I’m not the person I was one month ago.
I poured over the reality of the 33 million people adrift or dead who spoke my language — a population nearly that of Canada crushed beneath glaciers, their lives now rotted floodwater.
My body was nauseous, my anger articulate. I had felt Pakistan vividly then.
I had said smart things then. I was political, human, concise. I talked about Ukraine plastered over mainstream media, the Queen clogging public consciousness and the people around me in a happy buzz about the Harvest Music Festival.
My isolation could not have been fiercer and my muteness more venomous. I felt disembodied, barely an individual.
This is what it means to be “from” a place: to mourn its pain by sacrificing identity and filling the gap with facts for anyone who will listen. It’s an all-consuming clarity.
The victims of Pakistan’s climate apartheid are not my family, not my friends, not anyone I remotely know. But they could have been. I bonded with them unbearably.
I sat through courses and assignments, bonding unbearably into a void while the University of New Brunswick lowered its flags, expressing its “thoughts and sympathies” to the Royal Family.
When The Aquinian published a piece about Pakistan, I was shocked and relieved. I felt seen. It was a problem that something as elementary as acknowledgement became a rare feeling. I feel this, and I am not one of the 33 million people begging for aid.
But that was a month ago. Now, I’m in a different place.
Now, I feel nothing.
I flip through headlines and footage of the floods trying to resuscitate myself, but the numbers are digits followed by hypnotically long zeros. The drowned and the diseased seem fictional and my eyes glaze over.
My humanity has expired.
I sip my coffee and go to class. I stress about my midterms and sleep deprivation and grad school applications. I stress about writing about Pakistan with a heart that is now empty.
The truth is, the world goes on. Humans adapt, compartmentalize and forget. I am no stranger to this momentum that blazes and dies in a matter of months.
The reflex of pain is not honourable if it cannot be sustained. I run in circles trying to find a way to prolong its life. It never works; my brain chemicals lapse back to my privileged norms. They lie in wait for the next shock.
Adaptation is an instinct. I accept this. I will abandon the words “sensitized” and “desensitized” as they don’t reflect principles, but the limits of our biology. No one can sustain infinite momentum, much as they seek feeling — to prove their morality to themselves.
I cannot rage at the world for feeling nothing for Pakistan when I cannot even sustain it myself.
What I can sustain, however, is knowledge.
I read. I research. I take notes. I fill myself with other peoples’ realities. I believe, eventually, the facts will become me and I will be different for it; the same way we gradually grow with the people in our lives without realizing.
In the Pakistani province of Sindh, two friends, waist-deep in flood, were hauled onto a rescue boat. Their third friend slipped and drowned right before the boat arrived.

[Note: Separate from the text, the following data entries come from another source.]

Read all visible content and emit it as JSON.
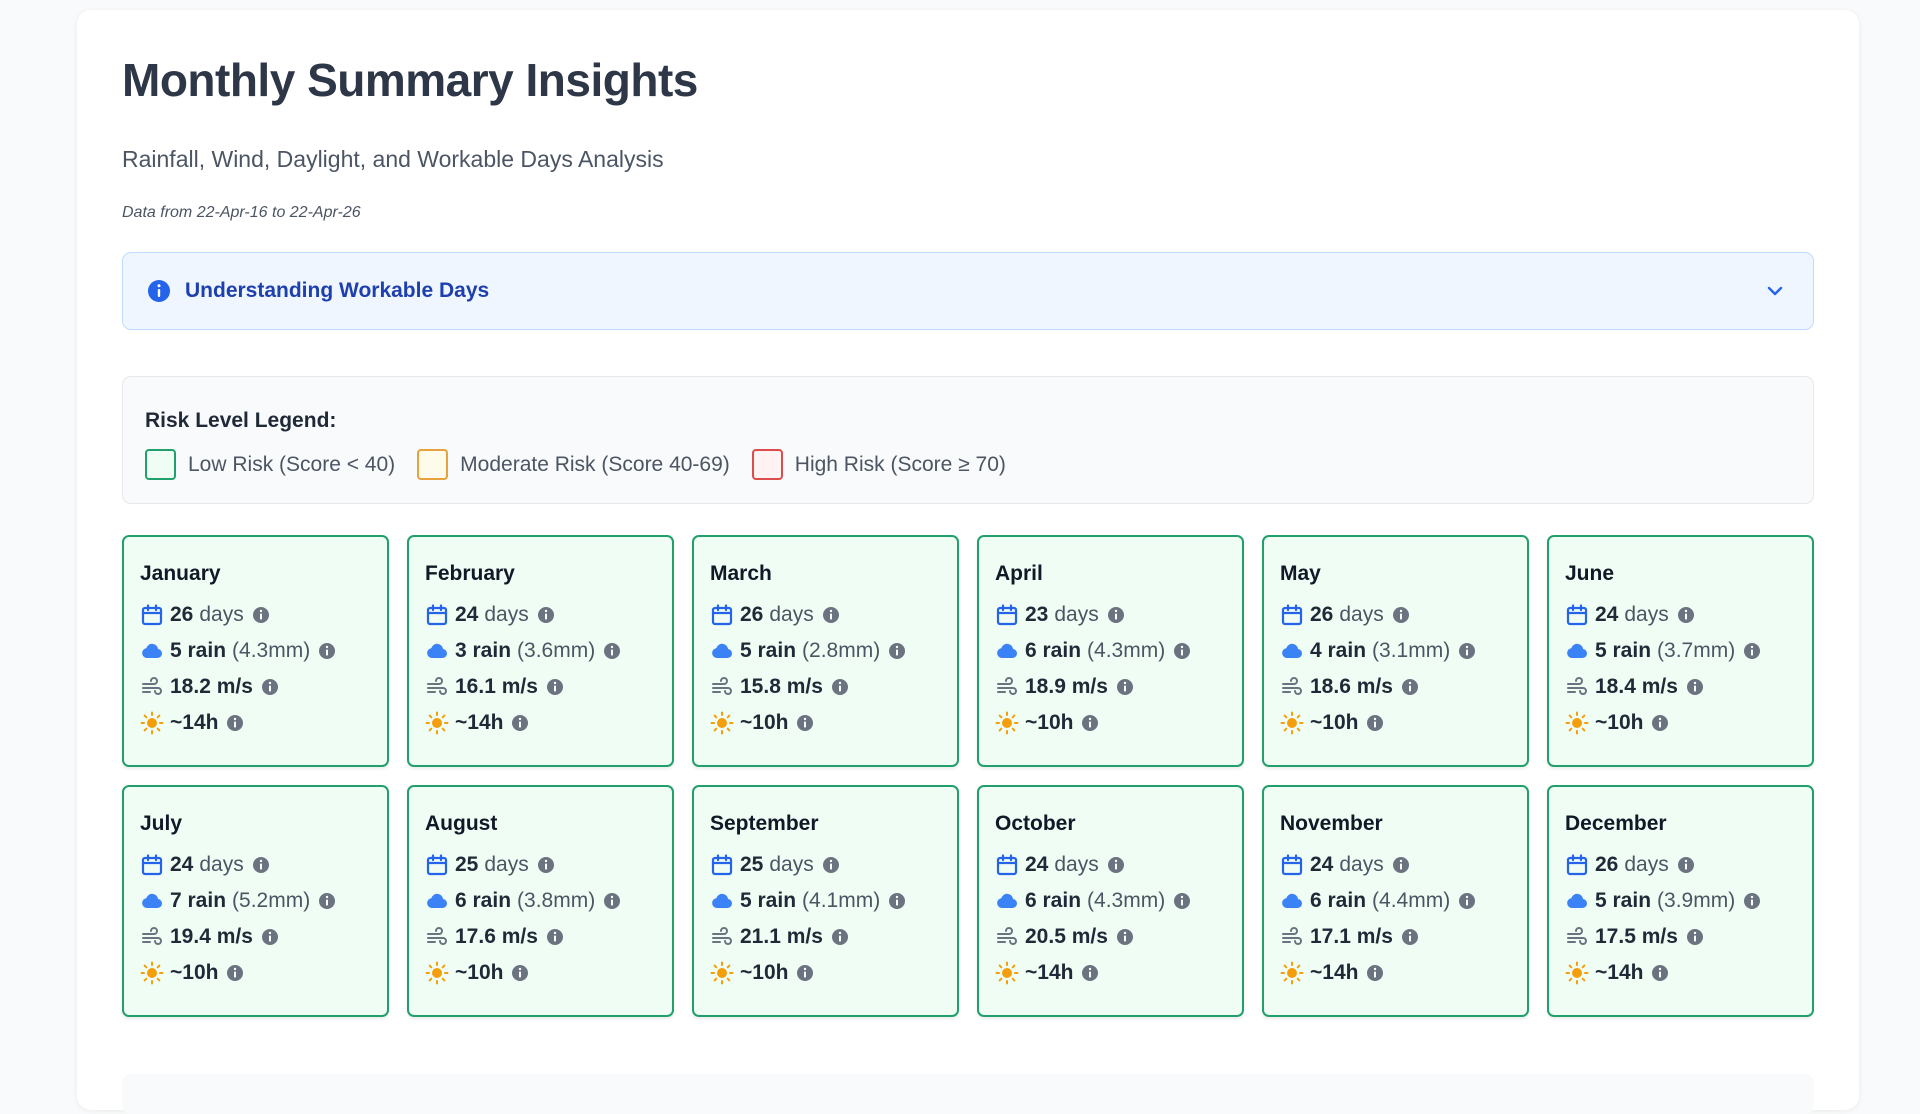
{
  "header": {
    "title": "Monthly Summary Insights",
    "subtitle": "Rainfall, Wind, Daylight, and Workable Days Analysis",
    "date_range": "Data from 22-Apr-16 to 22-Apr-26"
  },
  "info_panel": {
    "label": "Understanding Workable Days",
    "expanded": false
  },
  "legend": {
    "heading": "Risk Level Legend:",
    "items": [
      {
        "label": "Low Risk (Score < 40)",
        "color": "#22a06b"
      },
      {
        "label": "Moderate Risk (Score 40-69)",
        "color": "#e6a23c"
      },
      {
        "label": "High Risk (Score ≥ 70)",
        "color": "#dc4c4c"
      }
    ]
  },
  "colors": {
    "low_border": "#22a06b",
    "low_bg": "#f0fdf4",
    "info_blue": "#2563eb",
    "cloud": "#3b82f6",
    "sun": "#f59e0b"
  },
  "months": [
    {
      "name": "January",
      "days": "26",
      "days_unit": "days",
      "rain": "5 rain",
      "rain_mm": "(4.3mm)",
      "wind": "18.2 m/s",
      "daylight": "~14h",
      "risk": "low"
    },
    {
      "name": "February",
      "days": "24",
      "days_unit": "days",
      "rain": "3 rain",
      "rain_mm": "(3.6mm)",
      "wind": "16.1 m/s",
      "daylight": "~14h",
      "risk": "low"
    },
    {
      "name": "March",
      "days": "26",
      "days_unit": "days",
      "rain": "5 rain",
      "rain_mm": "(2.8mm)",
      "wind": "15.8 m/s",
      "daylight": "~10h",
      "risk": "low"
    },
    {
      "name": "April",
      "days": "23",
      "days_unit": "days",
      "rain": "6 rain",
      "rain_mm": "(4.3mm)",
      "wind": "18.9 m/s",
      "daylight": "~10h",
      "risk": "low"
    },
    {
      "name": "May",
      "days": "26",
      "days_unit": "days",
      "rain": "4 rain",
      "rain_mm": "(3.1mm)",
      "wind": "18.6 m/s",
      "daylight": "~10h",
      "risk": "low"
    },
    {
      "name": "June",
      "days": "24",
      "days_unit": "days",
      "rain": "5 rain",
      "rain_mm": "(3.7mm)",
      "wind": "18.4 m/s",
      "daylight": "~10h",
      "risk": "low"
    },
    {
      "name": "July",
      "days": "24",
      "days_unit": "days",
      "rain": "7 rain",
      "rain_mm": "(5.2mm)",
      "wind": "19.4 m/s",
      "daylight": "~10h",
      "risk": "low"
    },
    {
      "name": "August",
      "days": "25",
      "days_unit": "days",
      "rain": "6 rain",
      "rain_mm": "(3.8mm)",
      "wind": "17.6 m/s",
      "daylight": "~10h",
      "risk": "low"
    },
    {
      "name": "September",
      "days": "25",
      "days_unit": "days",
      "rain": "5 rain",
      "rain_mm": "(4.1mm)",
      "wind": "21.1 m/s",
      "daylight": "~10h",
      "risk": "low"
    },
    {
      "name": "October",
      "days": "24",
      "days_unit": "days",
      "rain": "6 rain",
      "rain_mm": "(4.3mm)",
      "wind": "20.5 m/s",
      "daylight": "~14h",
      "risk": "low"
    },
    {
      "name": "November",
      "days": "24",
      "days_unit": "days",
      "rain": "6 rain",
      "rain_mm": "(4.4mm)",
      "wind": "17.1 m/s",
      "daylight": "~14h",
      "risk": "low"
    },
    {
      "name": "December",
      "days": "26",
      "days_unit": "days",
      "rain": "5 rain",
      "rain_mm": "(3.9mm)",
      "wind": "17.5 m/s",
      "daylight": "~14h",
      "risk": "low"
    }
  ]
}
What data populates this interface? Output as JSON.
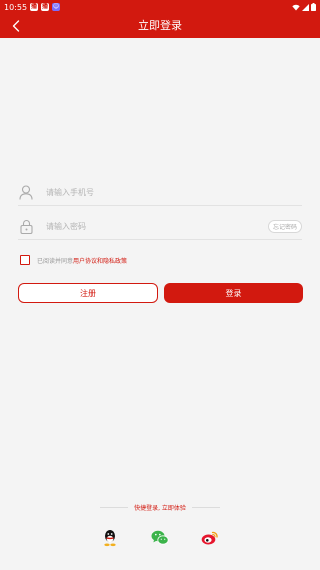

An elderly woman wailed because a piece of a building thrown by flood fell on her leg and four people carried her out of the water, themselves drenched.
A family refused to abandon cattle clustered on a patch of water-flanked land because it was all they’d ever known.
Young boys spend their days apathetically staring at the water, their school books taken by the floods.
A sobbing man left his family at the flanks of a flood and ventured on a lifeboat to scavenge for food to bring home, worried he won’t reunite with them.
There are 33 million stories like this.
I know that if I read 1,000 stories a day, it would take me 90 years to commemorate everyone.
And I would do it, too.
This is how I mourn. This is how I cope. I make the oppressed a piece of me. I give them voice and narrative inside my life.